**Data**
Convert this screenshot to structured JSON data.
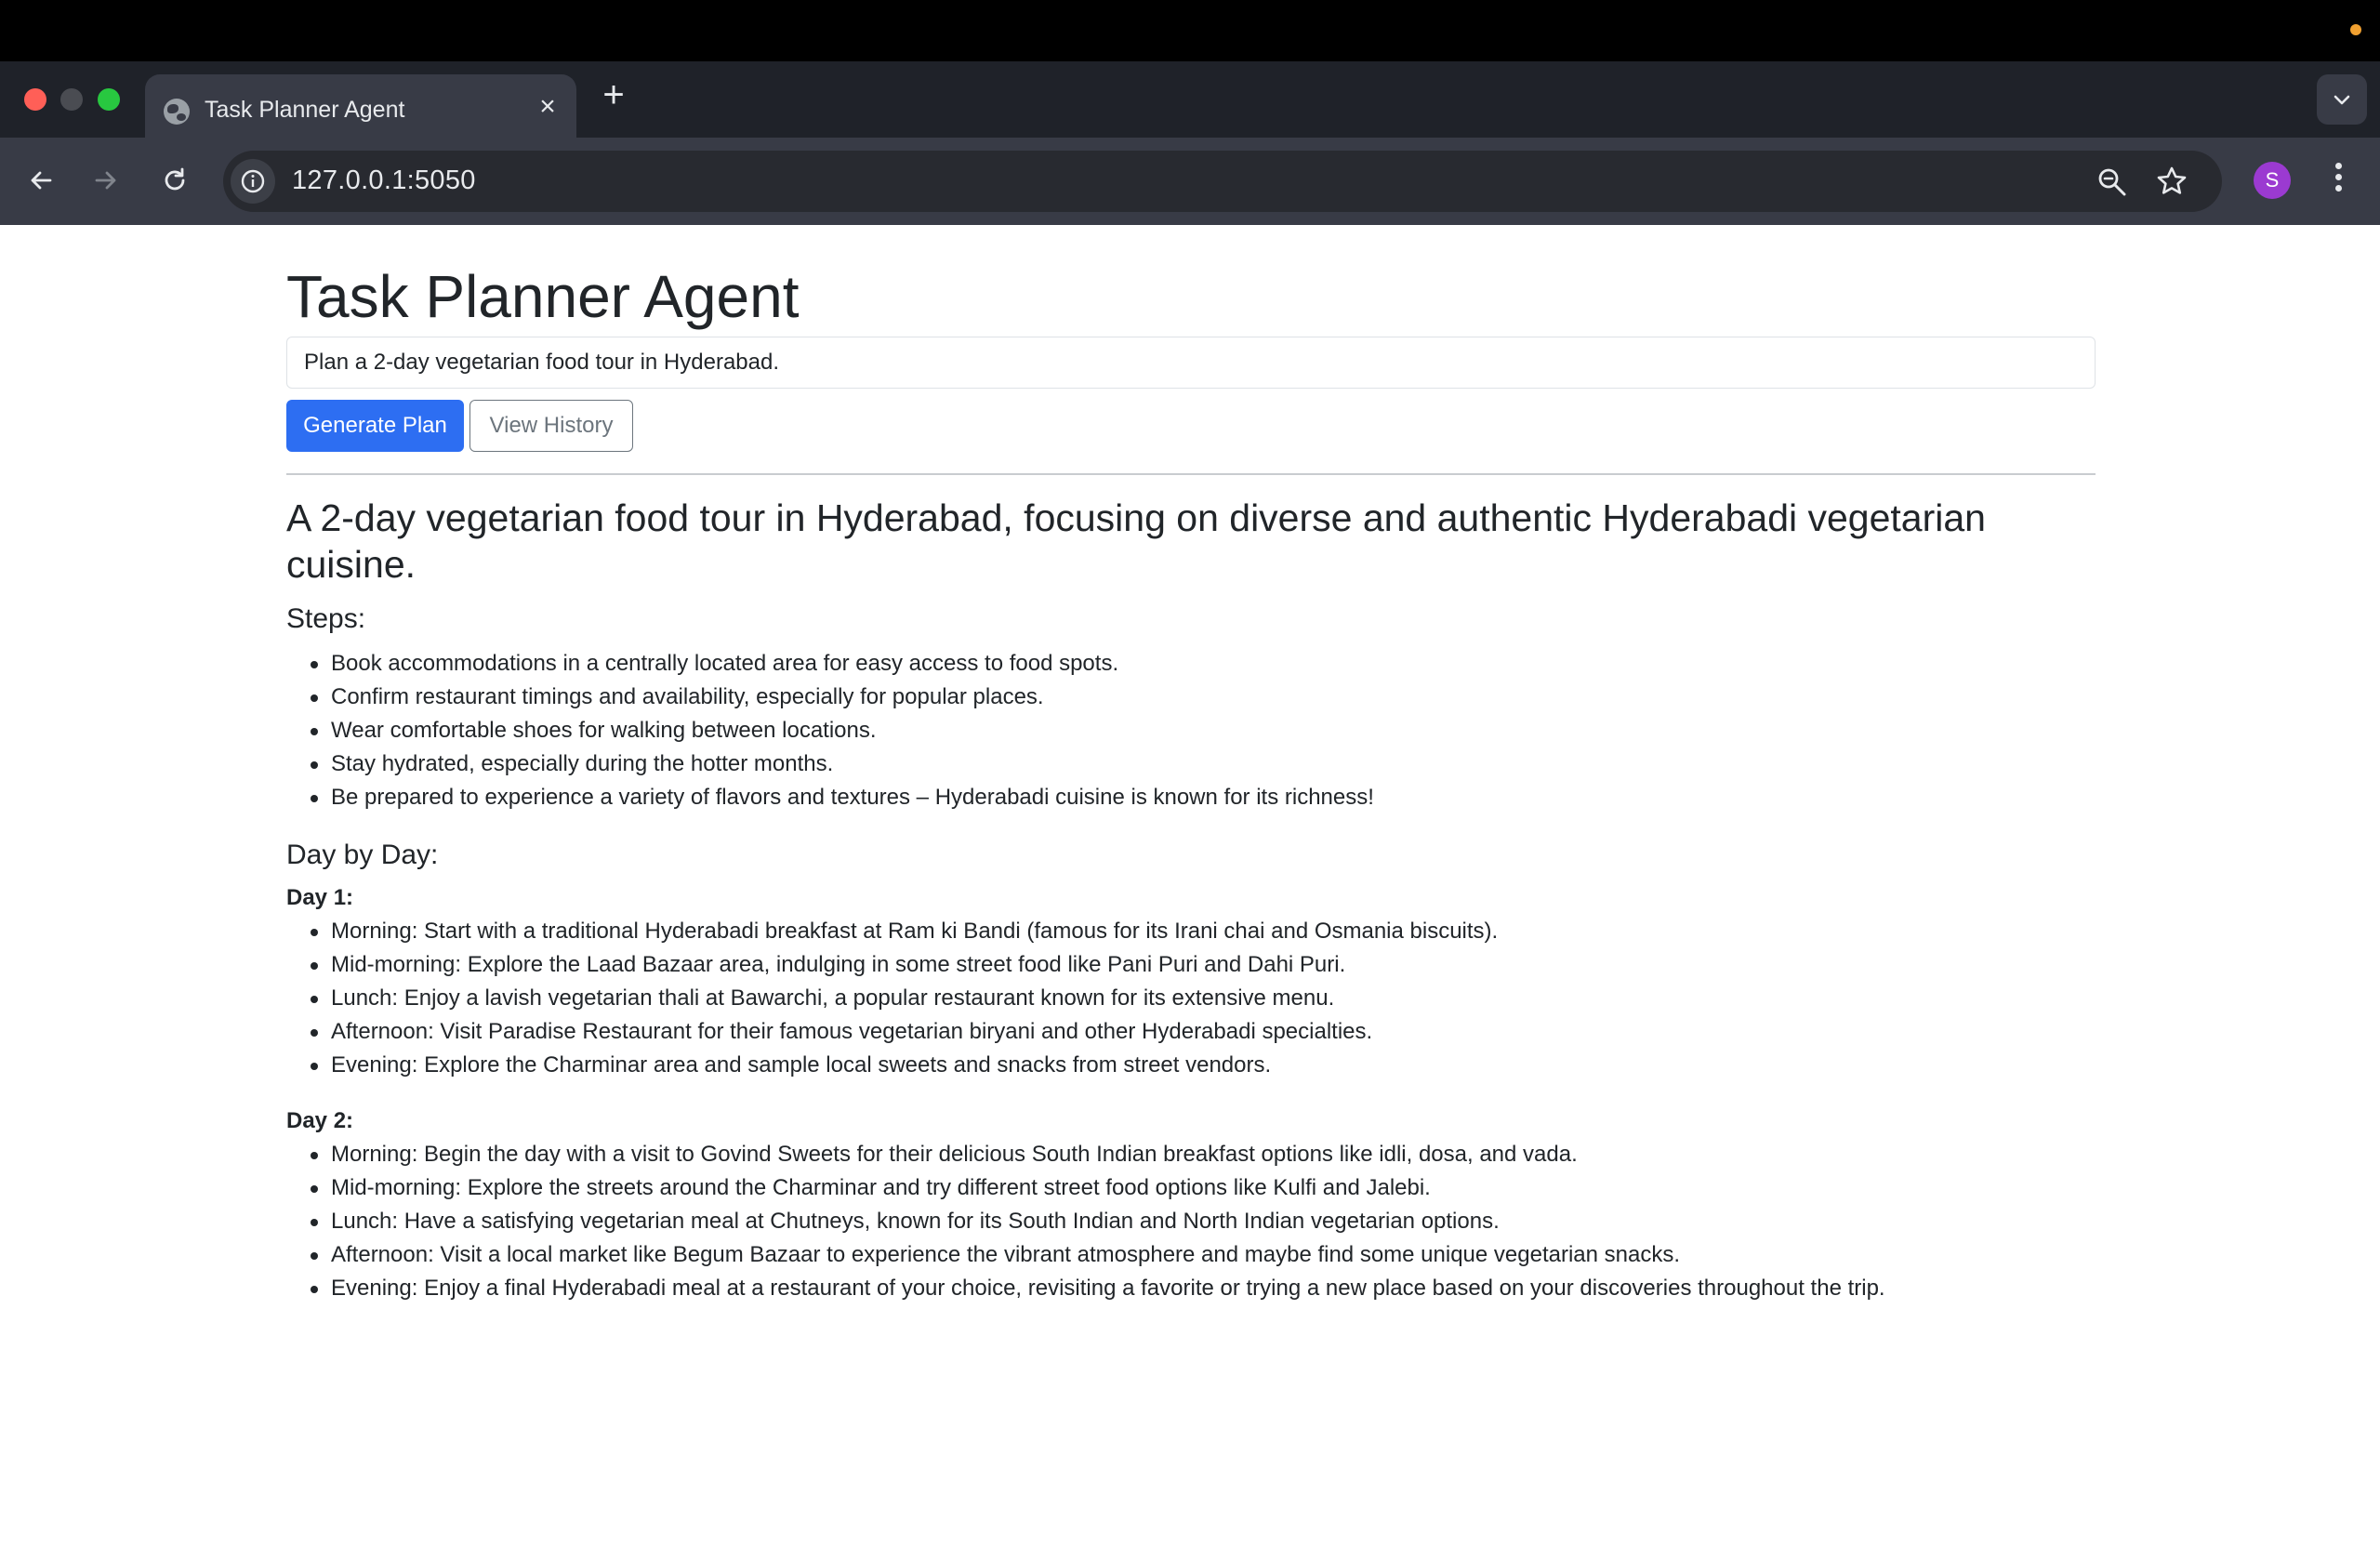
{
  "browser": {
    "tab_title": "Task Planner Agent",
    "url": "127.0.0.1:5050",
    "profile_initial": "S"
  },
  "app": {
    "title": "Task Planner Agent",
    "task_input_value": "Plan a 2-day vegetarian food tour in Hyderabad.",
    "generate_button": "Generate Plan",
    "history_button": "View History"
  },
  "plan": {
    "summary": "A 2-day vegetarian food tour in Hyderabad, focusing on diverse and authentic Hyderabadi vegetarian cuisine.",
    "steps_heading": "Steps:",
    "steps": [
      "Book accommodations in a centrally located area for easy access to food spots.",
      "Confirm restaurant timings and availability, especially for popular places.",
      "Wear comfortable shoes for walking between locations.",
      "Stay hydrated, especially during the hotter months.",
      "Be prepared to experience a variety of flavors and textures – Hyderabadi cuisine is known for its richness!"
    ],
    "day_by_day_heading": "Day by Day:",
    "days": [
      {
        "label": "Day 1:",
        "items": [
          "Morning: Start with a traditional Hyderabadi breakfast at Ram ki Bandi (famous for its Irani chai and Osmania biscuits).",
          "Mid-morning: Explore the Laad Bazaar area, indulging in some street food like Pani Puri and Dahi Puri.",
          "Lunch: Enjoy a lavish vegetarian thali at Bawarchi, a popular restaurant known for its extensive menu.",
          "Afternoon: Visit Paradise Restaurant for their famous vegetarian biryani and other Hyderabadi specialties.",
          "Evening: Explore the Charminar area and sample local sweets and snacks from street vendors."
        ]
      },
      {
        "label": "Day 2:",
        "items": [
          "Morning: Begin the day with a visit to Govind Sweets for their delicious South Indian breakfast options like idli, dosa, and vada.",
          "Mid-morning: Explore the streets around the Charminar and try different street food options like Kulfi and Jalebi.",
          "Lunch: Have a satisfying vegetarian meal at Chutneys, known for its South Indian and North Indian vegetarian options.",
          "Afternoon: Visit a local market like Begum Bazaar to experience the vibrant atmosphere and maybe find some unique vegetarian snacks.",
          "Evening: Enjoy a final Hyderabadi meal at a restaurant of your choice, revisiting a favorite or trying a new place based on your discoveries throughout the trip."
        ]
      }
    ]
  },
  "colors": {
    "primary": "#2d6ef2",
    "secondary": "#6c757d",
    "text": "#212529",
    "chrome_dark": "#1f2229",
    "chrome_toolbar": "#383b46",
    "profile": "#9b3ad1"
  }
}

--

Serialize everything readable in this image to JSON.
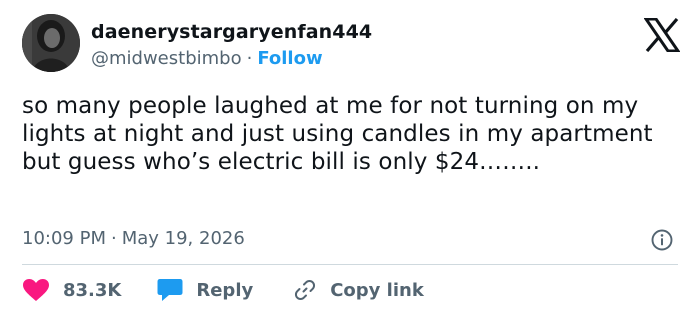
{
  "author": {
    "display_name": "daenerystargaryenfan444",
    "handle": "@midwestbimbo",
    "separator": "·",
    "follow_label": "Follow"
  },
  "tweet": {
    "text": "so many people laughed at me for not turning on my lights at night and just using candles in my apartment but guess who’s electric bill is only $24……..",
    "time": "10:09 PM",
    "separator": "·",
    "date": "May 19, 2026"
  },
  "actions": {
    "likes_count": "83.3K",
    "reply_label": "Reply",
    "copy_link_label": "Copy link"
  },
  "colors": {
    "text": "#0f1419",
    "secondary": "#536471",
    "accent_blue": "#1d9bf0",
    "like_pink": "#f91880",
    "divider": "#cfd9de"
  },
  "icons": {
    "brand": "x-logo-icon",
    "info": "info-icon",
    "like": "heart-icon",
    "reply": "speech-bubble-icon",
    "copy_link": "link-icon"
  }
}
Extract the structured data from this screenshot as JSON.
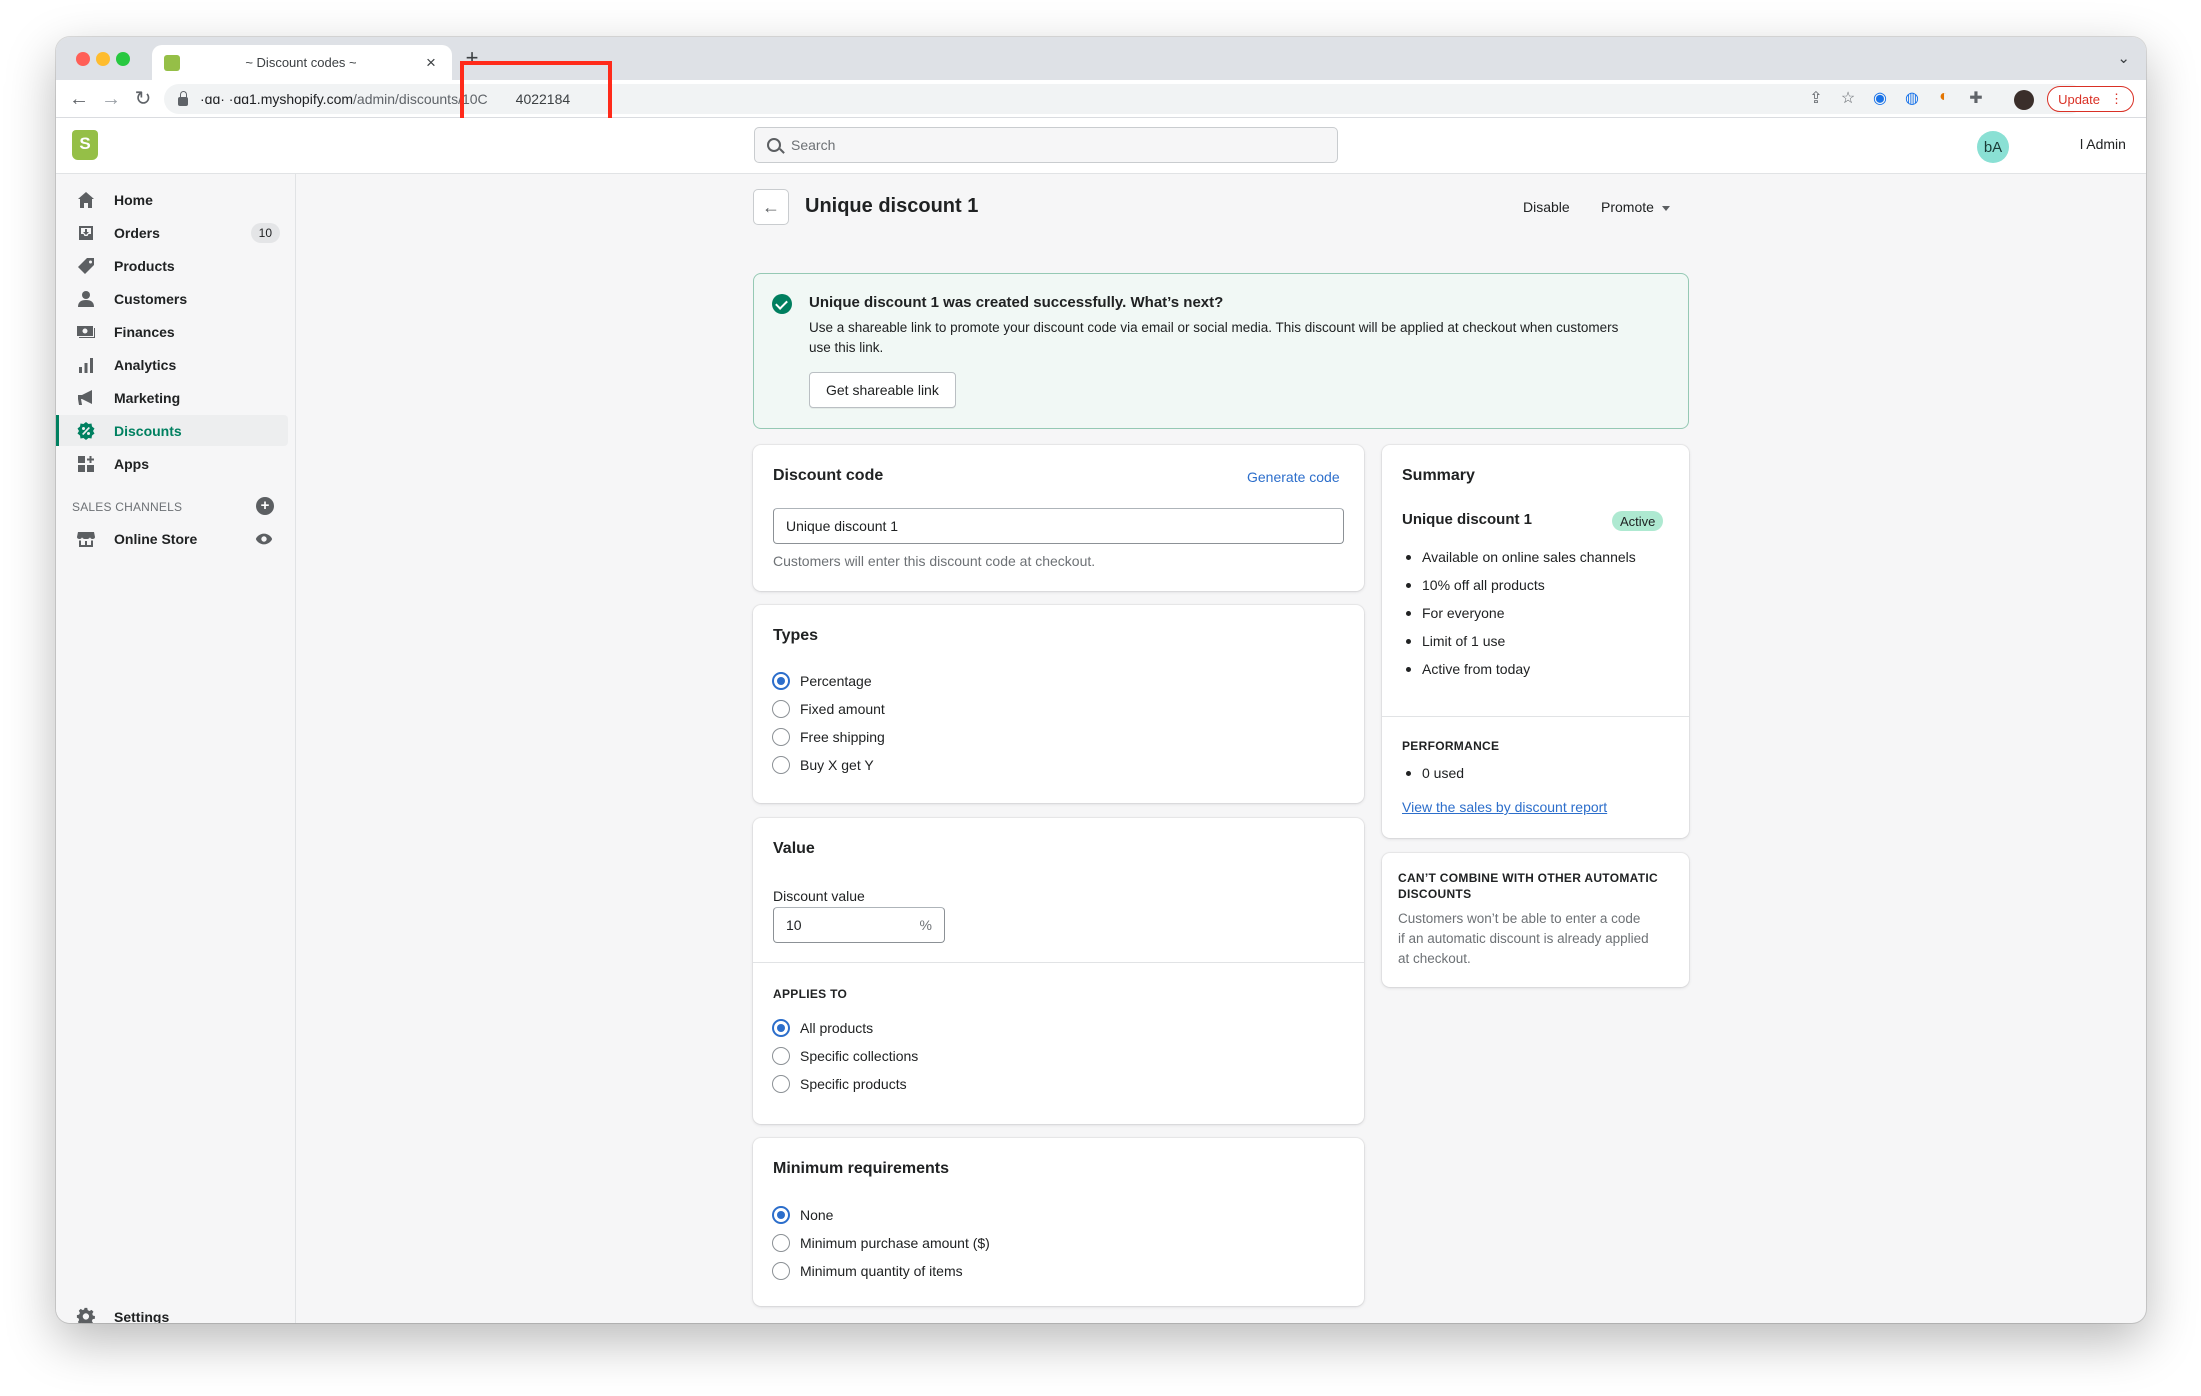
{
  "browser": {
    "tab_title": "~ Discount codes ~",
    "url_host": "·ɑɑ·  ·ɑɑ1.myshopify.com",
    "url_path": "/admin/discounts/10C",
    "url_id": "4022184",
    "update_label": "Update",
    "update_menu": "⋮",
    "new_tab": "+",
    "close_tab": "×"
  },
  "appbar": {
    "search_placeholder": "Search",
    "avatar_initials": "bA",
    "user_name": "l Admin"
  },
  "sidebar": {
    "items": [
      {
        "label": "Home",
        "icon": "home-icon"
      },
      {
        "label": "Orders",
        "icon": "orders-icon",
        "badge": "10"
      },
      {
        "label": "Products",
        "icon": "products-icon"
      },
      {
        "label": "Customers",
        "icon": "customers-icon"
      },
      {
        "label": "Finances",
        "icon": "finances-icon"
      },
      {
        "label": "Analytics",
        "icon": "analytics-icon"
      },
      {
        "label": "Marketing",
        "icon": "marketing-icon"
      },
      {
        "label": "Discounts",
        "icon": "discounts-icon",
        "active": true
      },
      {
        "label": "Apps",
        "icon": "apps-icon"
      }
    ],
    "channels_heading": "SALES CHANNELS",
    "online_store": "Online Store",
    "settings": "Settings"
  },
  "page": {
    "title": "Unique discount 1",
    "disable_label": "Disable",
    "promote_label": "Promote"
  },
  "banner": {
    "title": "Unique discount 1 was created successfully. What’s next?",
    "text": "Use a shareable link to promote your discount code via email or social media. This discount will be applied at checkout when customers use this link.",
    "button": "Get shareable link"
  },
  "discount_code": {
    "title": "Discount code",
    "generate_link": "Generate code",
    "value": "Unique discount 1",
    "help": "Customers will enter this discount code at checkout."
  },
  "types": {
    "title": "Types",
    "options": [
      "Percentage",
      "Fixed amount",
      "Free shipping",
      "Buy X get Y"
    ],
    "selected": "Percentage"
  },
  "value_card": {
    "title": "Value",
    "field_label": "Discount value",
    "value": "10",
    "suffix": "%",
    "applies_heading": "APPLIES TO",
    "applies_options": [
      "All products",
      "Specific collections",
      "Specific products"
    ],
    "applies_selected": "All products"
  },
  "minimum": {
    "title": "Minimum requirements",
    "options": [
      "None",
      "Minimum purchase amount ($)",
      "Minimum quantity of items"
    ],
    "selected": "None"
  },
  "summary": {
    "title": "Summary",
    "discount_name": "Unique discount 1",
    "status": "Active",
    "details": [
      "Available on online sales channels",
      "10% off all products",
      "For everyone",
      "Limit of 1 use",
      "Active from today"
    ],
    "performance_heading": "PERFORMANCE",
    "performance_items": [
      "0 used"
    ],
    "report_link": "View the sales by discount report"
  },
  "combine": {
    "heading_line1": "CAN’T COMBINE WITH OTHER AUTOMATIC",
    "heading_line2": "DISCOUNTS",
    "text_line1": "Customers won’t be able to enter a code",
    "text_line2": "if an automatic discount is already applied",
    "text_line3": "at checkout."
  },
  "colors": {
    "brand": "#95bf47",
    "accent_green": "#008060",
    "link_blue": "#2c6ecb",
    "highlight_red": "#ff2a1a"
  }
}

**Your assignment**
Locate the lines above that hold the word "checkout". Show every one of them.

**Task solution**
    "text": "Use a shareable link to promote your discount code via email or social media. This discount will be applied at checkout when customers use this link.",
    "help": "Customers will enter this discount code at checkout."
    "text_line3": "at checkout."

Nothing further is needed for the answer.